Our subjects with ALL were less active than their controls in keeping with other studies.(22,50) After correcting for age and sex, BMD was positively correlated to activity levels measured either by accelerometer or by questionnaire in the ALL group. No such correlations were found in the control group. It is possible that the positive relationship between physical activity and BMD is seen only in individuals with relatively low BMD values. This would be similar to the asymptotic relationship seen between growth hormone (GH) secretion and height velocity SDs in prepubertal children,(51) where subnormal growth rates were associated with low GH secretion (as in GH deficiency), but normal growth rates occurred over a wide range of GH output. An alternative explanation may be the greater variation, that is, dynamic range, in exercise undertaken by ALL children compared with controls (weekly activity score ranged from 14 to 311 in the ALL group and from 20 to 252 in the control group).

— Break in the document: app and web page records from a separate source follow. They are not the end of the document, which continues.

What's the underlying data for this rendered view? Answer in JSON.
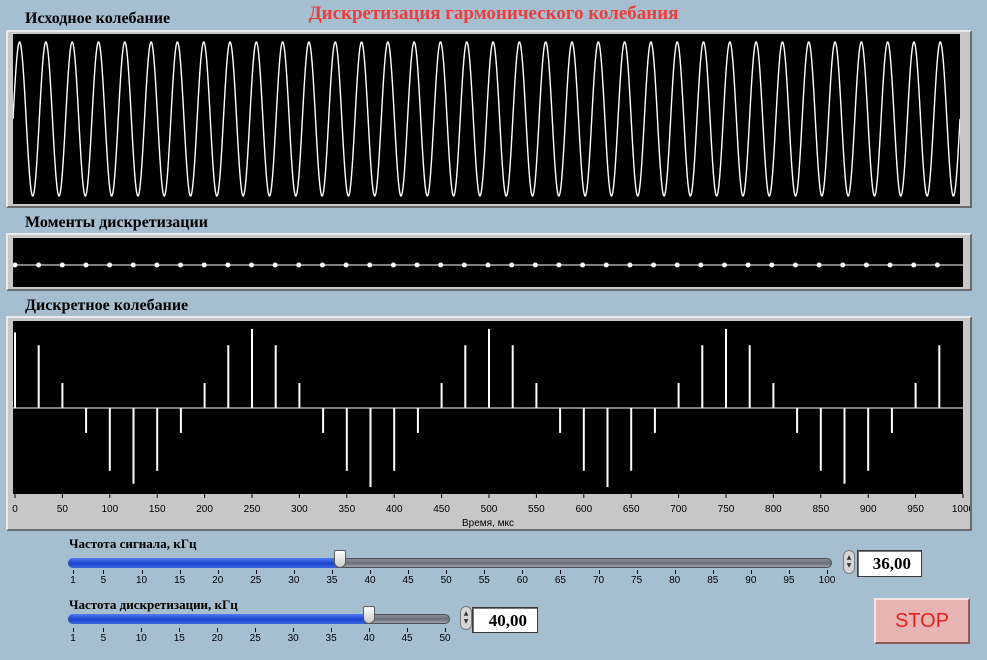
{
  "title": "Дискретизация гармонического колебания",
  "panels": {
    "original": {
      "label": "Исходное колебание"
    },
    "sampling": {
      "label": "Моменты дискретизации"
    },
    "discrete": {
      "label": "Дискретное колебание"
    }
  },
  "chart_data": [
    {
      "type": "line",
      "title": "Исходное колебание",
      "x_range_us": [
        0,
        1000
      ],
      "signal_freq_khz": 36,
      "note_color": "#ffffff"
    },
    {
      "type": "scatter",
      "title": "Моменты дискретизации",
      "x_range_us": [
        0,
        1000
      ],
      "sampling_freq_khz": 40
    },
    {
      "type": "bar",
      "title": "Дискретное колебание",
      "xlabel": "Время, мкс",
      "xlim": [
        0,
        1000
      ],
      "ylim": [
        -1,
        1
      ],
      "x_ticks": [
        0,
        50,
        100,
        150,
        200,
        250,
        300,
        350,
        400,
        450,
        500,
        550,
        600,
        650,
        700,
        750,
        800,
        850,
        900,
        950,
        1000
      ],
      "x": [
        0,
        25,
        50,
        75,
        100,
        125,
        150,
        175,
        200,
        225,
        250,
        275,
        300,
        325,
        350,
        375,
        400,
        425,
        450,
        475,
        500,
        525,
        550,
        575,
        600,
        625,
        650,
        675,
        700,
        725,
        750,
        775,
        800,
        825,
        850,
        875,
        900,
        925,
        950,
        975
      ],
      "values": [
        0.88,
        0.73,
        0.29,
        -0.29,
        -0.73,
        -0.88,
        -0.73,
        -0.29,
        0.29,
        0.73,
        0.92,
        0.73,
        0.29,
        -0.29,
        -0.73,
        -0.92,
        -0.73,
        -0.29,
        0.29,
        0.73,
        0.92,
        0.73,
        0.29,
        -0.29,
        -0.73,
        -0.92,
        -0.73,
        -0.29,
        0.29,
        0.73,
        0.92,
        0.73,
        0.29,
        -0.29,
        -0.73,
        -0.88,
        -0.73,
        -0.29,
        0.29,
        0.73
      ]
    }
  ],
  "controls": {
    "signal_freq": {
      "label": "Частота сигнала, кГц",
      "value": 36,
      "display": "36,00",
      "min": 1,
      "max": 100,
      "ticks": [
        1,
        5,
        10,
        15,
        20,
        25,
        30,
        35,
        40,
        45,
        50,
        55,
        60,
        65,
        70,
        75,
        80,
        85,
        90,
        95,
        100
      ]
    },
    "sampling_freq": {
      "label": "Частота дискретизации, кГц",
      "value": 40,
      "display": "40,00",
      "min": 1,
      "max": 50,
      "ticks": [
        1,
        5,
        10,
        15,
        20,
        25,
        30,
        35,
        40,
        45,
        50
      ]
    },
    "stop_label": "STOP"
  }
}
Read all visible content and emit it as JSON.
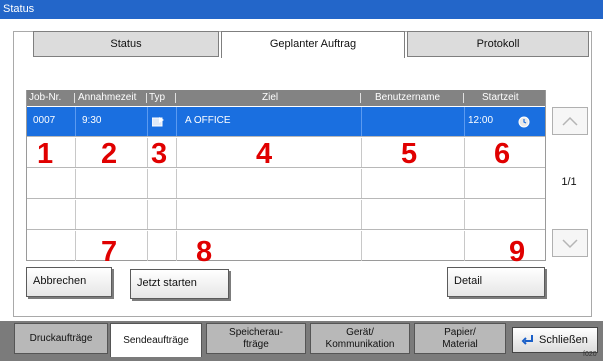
{
  "title": "Status",
  "tabs": [
    {
      "label": "Status"
    },
    {
      "label": "Geplanter Auftrag"
    },
    {
      "label": "Protokoll"
    }
  ],
  "columns": [
    "Job-Nr.",
    "Annahmezeit",
    "Typ",
    "Ziel",
    "Benutzername",
    "Startzeit"
  ],
  "rows": [
    {
      "job": "0007",
      "time": "9:30",
      "type_icon": "send-type-icon",
      "target": "A OFFICE",
      "user": "",
      "start": "12:00",
      "start_icon": "clock-icon"
    }
  ],
  "callouts": [
    "1",
    "2",
    "3",
    "4",
    "5",
    "6",
    "7",
    "8",
    "9"
  ],
  "pager": "1/1",
  "buttons": {
    "cancel": "Abbrechen",
    "start_now": "Jetzt starten",
    "detail": "Detail"
  },
  "footer_tabs": [
    {
      "label": "Druckaufträge"
    },
    {
      "label": "Sendeaufträge"
    },
    {
      "label": "Speicherau-\nfträge"
    },
    {
      "label": "Gerät/\nKommunikation"
    },
    {
      "label": "Papier/\nMaterial"
    }
  ],
  "close_label": "Schließen",
  "corner_text": "f020"
}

In conclusion, we have shown significantly lower lumbar BMD vol values in survivors of childhood ALL than their healthy controls. None of the patients had received cranial irradiation. Reduced lumbar BMD vol was associated with male gender, low weekly activity levels, and iv high-dose methotrexate. Peak bone mass built up during teenage years is an important determinant of fracture risk in late adulthood. Each 1 SD (∼10%) decrement in BMD measurement in adults increases the risk of fracture ∼1.5-fold.(52) Prolonged follow-up will allow us to examine the evolution of changes in BMD in this cohort and may provide further mechanistic information. Nevertheless, the data currently suggest that physical activity is an important factor in determining bone mass in this group and patients who have completed treatment for leukemia should be encouraged to return to normal activity levels as soon as possible.
We thank the children and their parents for participating in our study. V.T. was supported by the Parents Association of Children with Tumors and Leukemia and C.E. was supported by a grant (CP1019/0104) from the Cancer Research Campaign, London, UK.